Podcast: Shelf life and enzymes

    Freshness is one of the biggest challenges in baked goods. The trick is keeping products tasting good over a long shelf life, especially if you have a clean label. But why do baked goods go stale in the first place? And what role can enzymes play in this process to save the day? To answer these questions, Dr. Lin is joined by Tisa Drew, a staff scientist at Novozymes— a world leader in enzyme production.

    Extending shelf life with enzymes

    Tisa breaks down the science of how enzymes function in baked goods, and the role they play in protecting freshness and shelf life. She also tackles some of the misconceptions about enzymes, touching on subjects like GMOs and what to declare on labels. Plus, get some specific enzyme application suggestions. Other topics are:

    • How enzymes are produced
    • What happens to them during the baking process
    • New trends for enzymes
    • Enzymes and cakes

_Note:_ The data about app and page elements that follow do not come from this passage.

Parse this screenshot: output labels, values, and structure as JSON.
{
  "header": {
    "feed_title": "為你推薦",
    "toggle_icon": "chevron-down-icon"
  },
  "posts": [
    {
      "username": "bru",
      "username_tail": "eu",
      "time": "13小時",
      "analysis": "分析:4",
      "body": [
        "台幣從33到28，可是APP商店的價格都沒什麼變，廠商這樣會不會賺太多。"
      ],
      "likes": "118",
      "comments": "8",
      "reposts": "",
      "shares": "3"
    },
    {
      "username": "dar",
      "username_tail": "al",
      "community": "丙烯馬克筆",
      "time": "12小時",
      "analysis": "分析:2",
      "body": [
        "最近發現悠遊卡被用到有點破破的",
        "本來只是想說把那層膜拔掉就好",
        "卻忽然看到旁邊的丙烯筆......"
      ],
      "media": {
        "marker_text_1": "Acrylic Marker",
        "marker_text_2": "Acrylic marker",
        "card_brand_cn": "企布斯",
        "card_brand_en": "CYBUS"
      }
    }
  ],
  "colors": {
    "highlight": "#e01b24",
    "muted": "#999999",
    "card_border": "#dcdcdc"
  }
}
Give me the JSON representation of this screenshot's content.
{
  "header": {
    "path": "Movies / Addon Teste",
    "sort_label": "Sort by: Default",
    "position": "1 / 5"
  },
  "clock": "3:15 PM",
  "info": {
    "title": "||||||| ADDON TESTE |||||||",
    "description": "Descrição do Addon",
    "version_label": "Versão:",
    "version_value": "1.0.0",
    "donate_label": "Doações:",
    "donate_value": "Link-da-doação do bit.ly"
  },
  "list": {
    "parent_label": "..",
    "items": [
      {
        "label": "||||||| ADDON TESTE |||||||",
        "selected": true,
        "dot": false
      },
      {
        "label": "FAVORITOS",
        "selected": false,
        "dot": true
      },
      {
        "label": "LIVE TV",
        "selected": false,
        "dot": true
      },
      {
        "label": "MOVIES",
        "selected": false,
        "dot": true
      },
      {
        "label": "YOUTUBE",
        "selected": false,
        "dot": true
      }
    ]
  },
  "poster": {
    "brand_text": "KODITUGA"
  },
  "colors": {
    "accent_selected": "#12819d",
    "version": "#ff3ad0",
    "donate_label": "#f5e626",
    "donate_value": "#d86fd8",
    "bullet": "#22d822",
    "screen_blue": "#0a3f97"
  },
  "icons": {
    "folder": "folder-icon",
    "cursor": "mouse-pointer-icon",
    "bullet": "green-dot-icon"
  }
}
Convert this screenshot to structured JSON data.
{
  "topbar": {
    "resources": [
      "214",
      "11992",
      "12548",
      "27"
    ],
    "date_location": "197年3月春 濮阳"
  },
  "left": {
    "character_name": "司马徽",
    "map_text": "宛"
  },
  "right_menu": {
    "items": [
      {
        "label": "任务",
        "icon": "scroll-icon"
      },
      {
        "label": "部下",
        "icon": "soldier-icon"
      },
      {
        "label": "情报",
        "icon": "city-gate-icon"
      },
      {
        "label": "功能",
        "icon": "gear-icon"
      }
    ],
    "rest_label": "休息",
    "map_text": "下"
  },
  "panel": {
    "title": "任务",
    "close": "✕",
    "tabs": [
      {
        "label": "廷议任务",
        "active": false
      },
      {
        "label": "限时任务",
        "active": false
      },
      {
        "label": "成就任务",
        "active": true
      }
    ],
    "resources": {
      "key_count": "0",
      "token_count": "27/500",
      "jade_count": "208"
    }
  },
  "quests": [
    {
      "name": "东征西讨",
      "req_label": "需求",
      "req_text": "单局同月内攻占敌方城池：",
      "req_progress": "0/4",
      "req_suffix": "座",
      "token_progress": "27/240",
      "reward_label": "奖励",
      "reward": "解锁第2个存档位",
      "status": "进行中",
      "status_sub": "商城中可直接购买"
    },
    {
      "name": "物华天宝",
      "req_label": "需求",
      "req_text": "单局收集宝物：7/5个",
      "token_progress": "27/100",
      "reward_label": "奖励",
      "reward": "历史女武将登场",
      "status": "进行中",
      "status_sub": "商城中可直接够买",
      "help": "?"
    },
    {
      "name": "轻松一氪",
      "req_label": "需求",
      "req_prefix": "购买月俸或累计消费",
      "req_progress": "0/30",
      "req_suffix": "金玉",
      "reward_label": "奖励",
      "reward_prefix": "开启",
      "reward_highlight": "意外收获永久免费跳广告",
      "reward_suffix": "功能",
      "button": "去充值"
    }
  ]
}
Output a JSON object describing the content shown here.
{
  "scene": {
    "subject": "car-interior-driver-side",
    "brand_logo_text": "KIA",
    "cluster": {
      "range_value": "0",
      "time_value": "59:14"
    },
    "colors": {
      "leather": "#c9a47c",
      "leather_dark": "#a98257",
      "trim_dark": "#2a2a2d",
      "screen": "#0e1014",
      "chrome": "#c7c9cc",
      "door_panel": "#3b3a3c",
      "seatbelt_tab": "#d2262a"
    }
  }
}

    For another take on this subject, Stephen Pike explains how you can measure the effect of enzymes in bread. Stephen, a technical expert at Calibre, has 30 years of experience in the cereal industry. He shares about C-cell, technology that does digital image analysis for food testing. It can analyze the internal structure and shape of baked goods for quantifiable, objective data.

    A few questions addressed are:

    • How do you see the effect of enzymes with the imaging?
    • How can it help if you’re replacing ingredients like DATEM for a clean label?
    • What are some top trends and questions coming in from bakers?

    Related insights:

    Top trends in freshness

    Preserving the freshness that consumers love: what are the top trends in freshness when it comes to bread?

    How enhancing freshness can help fight food waste

    The amount of food wasted in the developed world can be staggering. In industrialized countries, consumers annually throw away 286 million tons of cereal products, a category that includes bread.

    Freshness to fight food waste

    Upon hearing that an estimated one-quarter to one-third of all food produced for human consumption is wasted, many people instinctively point to industrialized nations, and not emerging markets, as the culprits.